Foster carers who attended the professional development musical training offered as part of the programme reported that this component enabled them further to extend and deepen their knowledge and skills in relation to practical music-making and its potential benefits for the children they look after. As a result, they were able to provide increased amounts and variety of music-making activity and opportunities for the children outside of the project music sessions, thus enabling the children further to practice and develop their musical skills and the associated outcomes listed above.

What other factors in this case are contributing to those positive outcomes?

Other contributory factors to positive outcomes include:

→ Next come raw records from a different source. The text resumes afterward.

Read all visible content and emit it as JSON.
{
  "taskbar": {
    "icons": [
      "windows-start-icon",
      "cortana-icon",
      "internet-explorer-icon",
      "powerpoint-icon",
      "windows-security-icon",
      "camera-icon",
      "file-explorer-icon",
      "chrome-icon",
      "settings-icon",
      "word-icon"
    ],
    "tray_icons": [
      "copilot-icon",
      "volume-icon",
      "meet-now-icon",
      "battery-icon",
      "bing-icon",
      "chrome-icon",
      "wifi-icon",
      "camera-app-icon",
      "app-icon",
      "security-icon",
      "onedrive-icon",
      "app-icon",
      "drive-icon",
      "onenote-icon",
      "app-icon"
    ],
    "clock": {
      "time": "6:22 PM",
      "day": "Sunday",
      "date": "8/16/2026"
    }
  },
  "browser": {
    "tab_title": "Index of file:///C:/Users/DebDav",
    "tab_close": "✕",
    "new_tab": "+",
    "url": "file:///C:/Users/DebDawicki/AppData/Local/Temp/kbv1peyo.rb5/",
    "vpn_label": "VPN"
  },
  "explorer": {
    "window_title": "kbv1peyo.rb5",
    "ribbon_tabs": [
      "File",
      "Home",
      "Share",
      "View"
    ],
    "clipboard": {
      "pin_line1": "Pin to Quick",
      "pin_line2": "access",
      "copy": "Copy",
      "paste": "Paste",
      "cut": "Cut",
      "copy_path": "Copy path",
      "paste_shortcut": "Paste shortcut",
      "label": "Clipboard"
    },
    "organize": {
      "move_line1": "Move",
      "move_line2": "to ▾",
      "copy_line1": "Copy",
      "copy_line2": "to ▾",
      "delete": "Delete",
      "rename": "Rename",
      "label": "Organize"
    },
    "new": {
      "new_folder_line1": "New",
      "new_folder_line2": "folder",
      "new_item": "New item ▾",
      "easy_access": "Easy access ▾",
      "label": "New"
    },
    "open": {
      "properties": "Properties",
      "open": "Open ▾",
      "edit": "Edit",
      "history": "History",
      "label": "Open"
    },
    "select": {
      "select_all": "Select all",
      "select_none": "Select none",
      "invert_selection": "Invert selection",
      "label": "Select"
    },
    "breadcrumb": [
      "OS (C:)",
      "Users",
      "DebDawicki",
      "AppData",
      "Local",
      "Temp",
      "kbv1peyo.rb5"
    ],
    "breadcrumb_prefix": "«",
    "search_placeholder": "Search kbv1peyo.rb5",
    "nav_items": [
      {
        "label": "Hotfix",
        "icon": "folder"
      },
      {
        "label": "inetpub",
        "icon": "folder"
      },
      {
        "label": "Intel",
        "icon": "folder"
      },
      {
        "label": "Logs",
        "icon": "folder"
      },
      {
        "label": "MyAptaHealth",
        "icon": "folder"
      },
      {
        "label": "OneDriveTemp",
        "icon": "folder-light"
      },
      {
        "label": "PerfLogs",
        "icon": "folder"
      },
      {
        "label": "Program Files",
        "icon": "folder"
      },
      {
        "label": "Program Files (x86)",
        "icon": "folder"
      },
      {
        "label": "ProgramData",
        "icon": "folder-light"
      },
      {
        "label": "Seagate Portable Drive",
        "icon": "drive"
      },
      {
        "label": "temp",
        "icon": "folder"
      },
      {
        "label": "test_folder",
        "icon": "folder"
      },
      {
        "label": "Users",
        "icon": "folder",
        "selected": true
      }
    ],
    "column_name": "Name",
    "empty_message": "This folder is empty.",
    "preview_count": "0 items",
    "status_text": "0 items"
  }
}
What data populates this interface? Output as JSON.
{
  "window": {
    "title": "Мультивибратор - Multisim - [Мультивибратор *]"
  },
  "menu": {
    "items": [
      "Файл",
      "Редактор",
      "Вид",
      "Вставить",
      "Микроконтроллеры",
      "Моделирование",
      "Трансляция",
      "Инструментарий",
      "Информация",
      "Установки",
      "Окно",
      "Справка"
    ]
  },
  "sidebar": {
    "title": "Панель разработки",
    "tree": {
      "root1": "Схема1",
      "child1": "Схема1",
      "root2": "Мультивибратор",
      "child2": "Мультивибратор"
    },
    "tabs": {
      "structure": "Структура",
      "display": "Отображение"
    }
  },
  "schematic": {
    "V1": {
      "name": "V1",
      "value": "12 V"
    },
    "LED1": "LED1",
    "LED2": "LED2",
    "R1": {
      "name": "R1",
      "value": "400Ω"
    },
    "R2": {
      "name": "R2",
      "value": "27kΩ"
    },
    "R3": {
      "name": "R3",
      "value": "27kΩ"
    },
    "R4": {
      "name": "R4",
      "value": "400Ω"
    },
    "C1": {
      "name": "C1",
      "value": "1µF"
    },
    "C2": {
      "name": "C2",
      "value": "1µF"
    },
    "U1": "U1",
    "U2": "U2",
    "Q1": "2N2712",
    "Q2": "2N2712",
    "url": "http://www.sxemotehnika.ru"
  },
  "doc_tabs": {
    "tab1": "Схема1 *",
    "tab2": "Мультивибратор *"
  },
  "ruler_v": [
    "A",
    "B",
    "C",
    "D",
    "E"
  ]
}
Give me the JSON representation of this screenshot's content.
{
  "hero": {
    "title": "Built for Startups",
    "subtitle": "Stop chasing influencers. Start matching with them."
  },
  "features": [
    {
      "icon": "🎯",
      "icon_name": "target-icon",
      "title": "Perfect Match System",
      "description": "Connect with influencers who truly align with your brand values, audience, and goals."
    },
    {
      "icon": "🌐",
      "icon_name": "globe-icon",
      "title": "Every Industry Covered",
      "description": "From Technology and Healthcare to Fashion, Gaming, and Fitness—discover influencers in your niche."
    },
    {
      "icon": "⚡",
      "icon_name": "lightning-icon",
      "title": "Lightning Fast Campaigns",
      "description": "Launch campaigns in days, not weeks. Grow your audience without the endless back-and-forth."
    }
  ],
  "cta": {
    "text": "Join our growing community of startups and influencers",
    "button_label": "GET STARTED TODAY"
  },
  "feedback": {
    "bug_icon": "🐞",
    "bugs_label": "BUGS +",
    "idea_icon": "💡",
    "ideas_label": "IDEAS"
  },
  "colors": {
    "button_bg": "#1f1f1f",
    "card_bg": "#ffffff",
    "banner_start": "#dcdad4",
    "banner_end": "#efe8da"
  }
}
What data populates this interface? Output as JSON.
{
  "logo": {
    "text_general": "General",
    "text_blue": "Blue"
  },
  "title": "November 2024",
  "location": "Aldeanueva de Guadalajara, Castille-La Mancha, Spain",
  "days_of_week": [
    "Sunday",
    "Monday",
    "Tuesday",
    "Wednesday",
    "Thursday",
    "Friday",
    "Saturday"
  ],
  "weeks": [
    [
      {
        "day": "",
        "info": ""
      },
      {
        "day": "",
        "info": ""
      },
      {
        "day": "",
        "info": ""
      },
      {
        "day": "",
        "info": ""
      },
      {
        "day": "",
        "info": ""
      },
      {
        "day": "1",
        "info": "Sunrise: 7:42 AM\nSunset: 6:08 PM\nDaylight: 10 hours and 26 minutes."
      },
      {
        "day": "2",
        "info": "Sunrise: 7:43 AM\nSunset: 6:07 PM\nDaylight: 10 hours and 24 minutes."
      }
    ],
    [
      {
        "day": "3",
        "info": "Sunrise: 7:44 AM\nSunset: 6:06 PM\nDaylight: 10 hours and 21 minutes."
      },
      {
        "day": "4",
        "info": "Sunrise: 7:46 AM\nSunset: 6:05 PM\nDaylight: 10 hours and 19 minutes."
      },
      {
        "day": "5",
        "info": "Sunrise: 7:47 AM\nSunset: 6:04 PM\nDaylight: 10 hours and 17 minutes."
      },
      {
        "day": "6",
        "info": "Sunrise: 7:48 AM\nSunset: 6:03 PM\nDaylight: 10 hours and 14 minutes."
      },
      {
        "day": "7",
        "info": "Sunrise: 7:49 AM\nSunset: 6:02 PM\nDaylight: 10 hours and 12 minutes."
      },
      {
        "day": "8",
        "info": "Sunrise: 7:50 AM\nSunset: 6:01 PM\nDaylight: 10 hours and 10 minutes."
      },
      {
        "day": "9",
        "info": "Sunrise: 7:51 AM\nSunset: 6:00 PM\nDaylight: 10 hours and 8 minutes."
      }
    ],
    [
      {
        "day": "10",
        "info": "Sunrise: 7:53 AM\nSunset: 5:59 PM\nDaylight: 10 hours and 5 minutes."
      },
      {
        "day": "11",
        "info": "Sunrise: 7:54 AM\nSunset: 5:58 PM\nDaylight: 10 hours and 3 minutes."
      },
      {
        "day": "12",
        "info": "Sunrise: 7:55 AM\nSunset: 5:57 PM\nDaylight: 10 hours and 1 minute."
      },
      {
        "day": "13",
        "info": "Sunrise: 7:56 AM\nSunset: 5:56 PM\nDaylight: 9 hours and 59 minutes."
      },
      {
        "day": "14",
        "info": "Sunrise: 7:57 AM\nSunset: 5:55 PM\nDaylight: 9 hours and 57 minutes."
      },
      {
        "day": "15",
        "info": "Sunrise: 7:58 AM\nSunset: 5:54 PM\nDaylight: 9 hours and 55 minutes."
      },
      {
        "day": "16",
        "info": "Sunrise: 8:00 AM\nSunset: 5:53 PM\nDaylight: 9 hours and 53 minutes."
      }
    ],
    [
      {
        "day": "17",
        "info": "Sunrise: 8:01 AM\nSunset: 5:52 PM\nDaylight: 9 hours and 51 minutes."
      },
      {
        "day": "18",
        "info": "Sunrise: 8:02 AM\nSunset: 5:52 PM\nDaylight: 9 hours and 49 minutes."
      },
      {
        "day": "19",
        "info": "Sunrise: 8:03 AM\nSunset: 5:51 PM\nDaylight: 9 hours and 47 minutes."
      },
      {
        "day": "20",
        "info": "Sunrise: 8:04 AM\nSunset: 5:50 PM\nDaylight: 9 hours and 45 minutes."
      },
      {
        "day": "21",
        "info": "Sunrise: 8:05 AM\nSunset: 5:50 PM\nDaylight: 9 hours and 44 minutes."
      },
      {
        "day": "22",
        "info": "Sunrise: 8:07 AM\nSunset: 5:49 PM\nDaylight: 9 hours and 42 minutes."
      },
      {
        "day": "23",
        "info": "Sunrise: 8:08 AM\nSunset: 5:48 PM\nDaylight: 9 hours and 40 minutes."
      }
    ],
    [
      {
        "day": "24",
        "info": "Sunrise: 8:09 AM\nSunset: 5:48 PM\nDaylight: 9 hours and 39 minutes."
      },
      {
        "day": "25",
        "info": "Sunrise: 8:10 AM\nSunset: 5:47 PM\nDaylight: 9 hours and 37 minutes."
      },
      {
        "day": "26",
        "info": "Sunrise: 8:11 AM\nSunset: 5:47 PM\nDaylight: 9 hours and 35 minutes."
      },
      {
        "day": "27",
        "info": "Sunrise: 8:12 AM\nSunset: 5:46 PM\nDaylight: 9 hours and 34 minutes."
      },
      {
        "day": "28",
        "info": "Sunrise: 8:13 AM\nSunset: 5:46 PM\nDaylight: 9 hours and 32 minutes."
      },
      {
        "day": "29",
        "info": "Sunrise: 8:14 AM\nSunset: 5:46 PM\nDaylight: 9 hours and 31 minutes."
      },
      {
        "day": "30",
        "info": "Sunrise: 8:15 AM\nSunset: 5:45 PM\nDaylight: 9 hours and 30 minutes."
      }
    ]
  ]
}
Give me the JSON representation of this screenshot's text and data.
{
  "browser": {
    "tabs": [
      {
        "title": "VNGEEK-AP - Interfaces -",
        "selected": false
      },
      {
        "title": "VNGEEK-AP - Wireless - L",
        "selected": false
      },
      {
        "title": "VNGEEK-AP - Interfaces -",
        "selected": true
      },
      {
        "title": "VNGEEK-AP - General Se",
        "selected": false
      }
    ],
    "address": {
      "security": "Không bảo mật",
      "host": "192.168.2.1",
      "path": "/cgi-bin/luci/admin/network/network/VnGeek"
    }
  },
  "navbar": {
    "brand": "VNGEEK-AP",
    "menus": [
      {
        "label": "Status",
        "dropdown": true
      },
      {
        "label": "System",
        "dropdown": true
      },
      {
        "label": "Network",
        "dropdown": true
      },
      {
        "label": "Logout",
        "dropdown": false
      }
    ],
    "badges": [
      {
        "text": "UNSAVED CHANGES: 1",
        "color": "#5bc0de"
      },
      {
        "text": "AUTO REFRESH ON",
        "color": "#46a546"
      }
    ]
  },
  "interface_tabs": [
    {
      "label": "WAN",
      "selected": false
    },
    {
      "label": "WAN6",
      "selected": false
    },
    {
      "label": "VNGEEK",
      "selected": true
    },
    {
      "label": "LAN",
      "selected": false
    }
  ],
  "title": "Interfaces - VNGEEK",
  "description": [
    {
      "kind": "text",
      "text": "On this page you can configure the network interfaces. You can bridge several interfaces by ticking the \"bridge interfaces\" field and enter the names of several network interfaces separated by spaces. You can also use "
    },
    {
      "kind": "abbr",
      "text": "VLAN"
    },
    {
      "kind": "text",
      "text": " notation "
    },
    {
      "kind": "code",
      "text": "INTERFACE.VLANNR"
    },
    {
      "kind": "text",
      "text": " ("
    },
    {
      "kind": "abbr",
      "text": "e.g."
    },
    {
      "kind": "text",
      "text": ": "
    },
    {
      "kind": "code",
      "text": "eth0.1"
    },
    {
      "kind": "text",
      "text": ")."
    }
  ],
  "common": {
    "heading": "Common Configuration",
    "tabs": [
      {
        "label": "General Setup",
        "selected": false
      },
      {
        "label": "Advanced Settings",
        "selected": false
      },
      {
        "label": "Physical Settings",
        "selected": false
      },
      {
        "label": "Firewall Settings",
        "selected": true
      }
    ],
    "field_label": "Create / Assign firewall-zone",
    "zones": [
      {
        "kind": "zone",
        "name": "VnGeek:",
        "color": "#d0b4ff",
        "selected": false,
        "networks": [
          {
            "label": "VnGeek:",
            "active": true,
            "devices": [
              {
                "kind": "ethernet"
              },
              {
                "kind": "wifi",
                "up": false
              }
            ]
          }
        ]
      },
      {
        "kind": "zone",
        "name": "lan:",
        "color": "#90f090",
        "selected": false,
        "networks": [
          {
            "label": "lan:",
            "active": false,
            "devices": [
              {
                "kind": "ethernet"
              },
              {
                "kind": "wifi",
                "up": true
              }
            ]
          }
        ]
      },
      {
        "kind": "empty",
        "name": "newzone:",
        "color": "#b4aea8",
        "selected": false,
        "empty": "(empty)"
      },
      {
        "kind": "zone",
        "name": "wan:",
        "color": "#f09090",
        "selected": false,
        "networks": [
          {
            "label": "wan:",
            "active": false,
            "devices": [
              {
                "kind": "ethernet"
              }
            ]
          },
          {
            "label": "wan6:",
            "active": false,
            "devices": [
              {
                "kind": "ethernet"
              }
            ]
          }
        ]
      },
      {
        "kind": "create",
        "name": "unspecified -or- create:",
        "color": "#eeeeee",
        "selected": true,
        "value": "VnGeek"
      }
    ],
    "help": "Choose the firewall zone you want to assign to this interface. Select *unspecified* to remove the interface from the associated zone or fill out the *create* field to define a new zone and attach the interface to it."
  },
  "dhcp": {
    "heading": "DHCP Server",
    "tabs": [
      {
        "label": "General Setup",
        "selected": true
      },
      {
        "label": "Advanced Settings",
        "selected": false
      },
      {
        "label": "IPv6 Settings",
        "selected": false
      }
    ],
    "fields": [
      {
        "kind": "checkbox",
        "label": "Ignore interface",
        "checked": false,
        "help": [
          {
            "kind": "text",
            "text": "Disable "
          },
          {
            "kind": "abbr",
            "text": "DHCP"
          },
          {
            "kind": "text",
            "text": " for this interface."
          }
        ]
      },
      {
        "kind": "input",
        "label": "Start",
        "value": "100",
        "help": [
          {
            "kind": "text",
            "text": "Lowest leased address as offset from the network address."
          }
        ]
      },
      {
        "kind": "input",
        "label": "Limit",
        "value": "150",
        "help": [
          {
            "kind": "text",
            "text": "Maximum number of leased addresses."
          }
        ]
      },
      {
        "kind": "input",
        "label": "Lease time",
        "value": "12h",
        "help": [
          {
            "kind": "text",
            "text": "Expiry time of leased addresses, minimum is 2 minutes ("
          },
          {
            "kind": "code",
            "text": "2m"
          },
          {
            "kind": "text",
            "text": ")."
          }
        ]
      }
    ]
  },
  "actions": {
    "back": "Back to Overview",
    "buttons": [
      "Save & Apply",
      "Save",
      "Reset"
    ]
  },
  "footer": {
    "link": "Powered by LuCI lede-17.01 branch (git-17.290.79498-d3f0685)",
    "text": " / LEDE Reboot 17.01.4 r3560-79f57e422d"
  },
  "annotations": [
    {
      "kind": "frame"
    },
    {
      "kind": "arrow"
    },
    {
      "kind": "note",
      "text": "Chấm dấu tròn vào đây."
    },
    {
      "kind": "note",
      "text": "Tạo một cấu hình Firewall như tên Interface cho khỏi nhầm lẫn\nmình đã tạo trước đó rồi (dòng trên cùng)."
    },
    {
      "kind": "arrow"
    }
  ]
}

  • Foster carers, adoptive parents, project musicians and local authority staff feeling more confident about using music as a 'tool' to build attachment;
  • Foster carers, adoptive parents, project musicians and local authority staff feeling more able to use songs to assist in moments of difficulty with children; and
  • Foster carers and adoptive parents making friends with other families in the same situation through the project and being able to build supportive networks.

How replicable or adaptable is it?

The programme was originally funded by Youth Music and, if adequate funding is identified and secured, is certainly replicable and adaptable. Suitable training would be required for musical practitioners and such work would ideally be developed and carried out in partnership with relevant local authority foster care and adoption services. Advice on how replication of the programme might be realised can be secured from either Eleanor Mooney, Programme Leader for Loud and Clear at Sage Gateshead or Julia Partington, project evaluator 2012 – 2014 (see http://www.sagegateshead.com/comusica/comusica-inclusion/delivery/lac-looked-after-children/lac-early-years/ ) and inspire-music working group member.

inspire-music twitter feed

be part of this #YouInspireMusic stay in touch at @inspiremusicorg